From the Star Ledger:
Local authorities in New Jersey now have a new tool to manage stormwaters and flooding.
Gov. Phil Murphy on Monday signed into law the Clean Stormwater and Flood Reduction Act, which authorizes municipalities, counties and certain authorities in the state to establish stormwater utilities.
The goal of the move is to help local authorities prevent future flooding, and manage sources of runoff pollution. But opponents of the measure have long derided the effort as little more than a “rain tax.”
If a town decides to create a stormwater utility, that utility would bill property owners based on the amount of impermeable surfaces like roofs and parking lots on their land. The goal of that fee system is to ensure that property owners are being charged proportionally based on their contribution to stormwater runoff.
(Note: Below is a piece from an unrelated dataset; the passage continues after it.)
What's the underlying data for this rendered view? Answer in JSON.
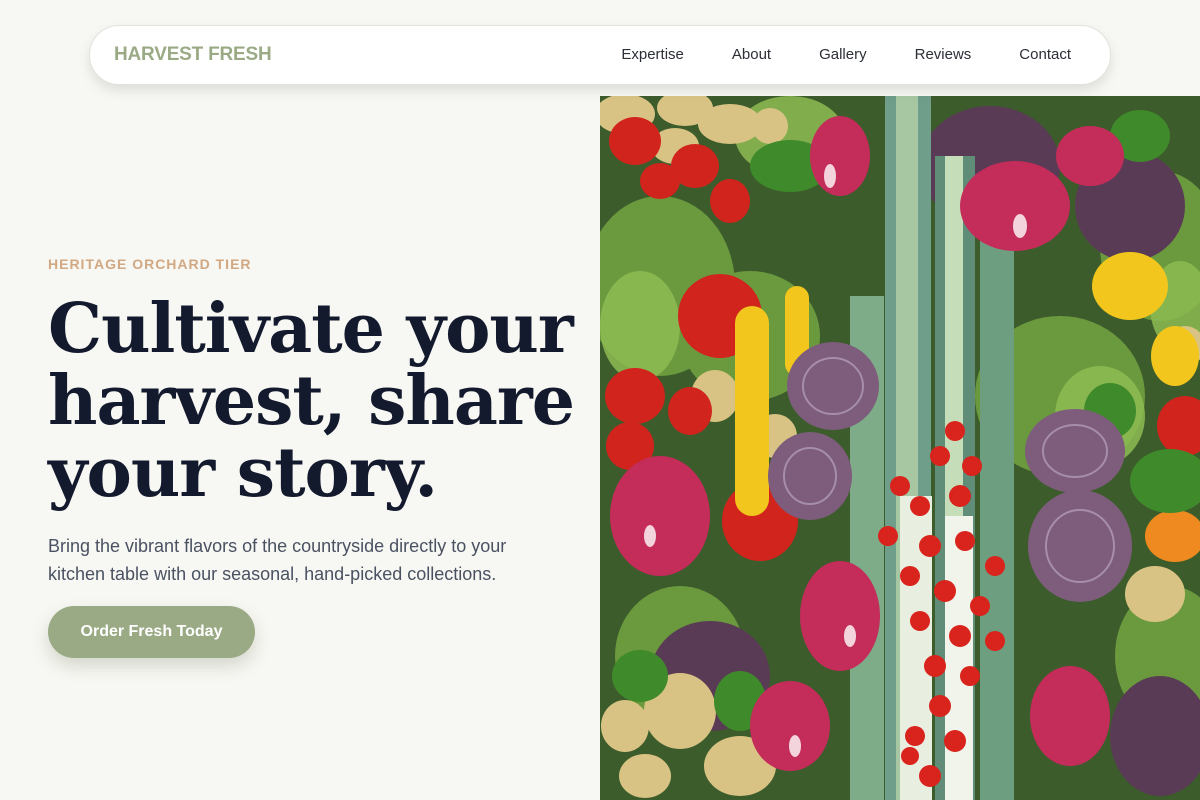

But it’s because of the potential for new utility fees that opponents of the new law, mostly Republicans, have labeled the measure a “rain tax.”
“This law adds yet another tax on our already overburdened residents and businesses, though there is no language to define how much people will be charged, how the funds will be collected or how the funds generated by it will actually address stormwater issues,” said Ray Cantor, the vice president of government affairs for the New Jersey Business and Industry Association.
It is unclear how much these new utilities, if created, would cost for property owners.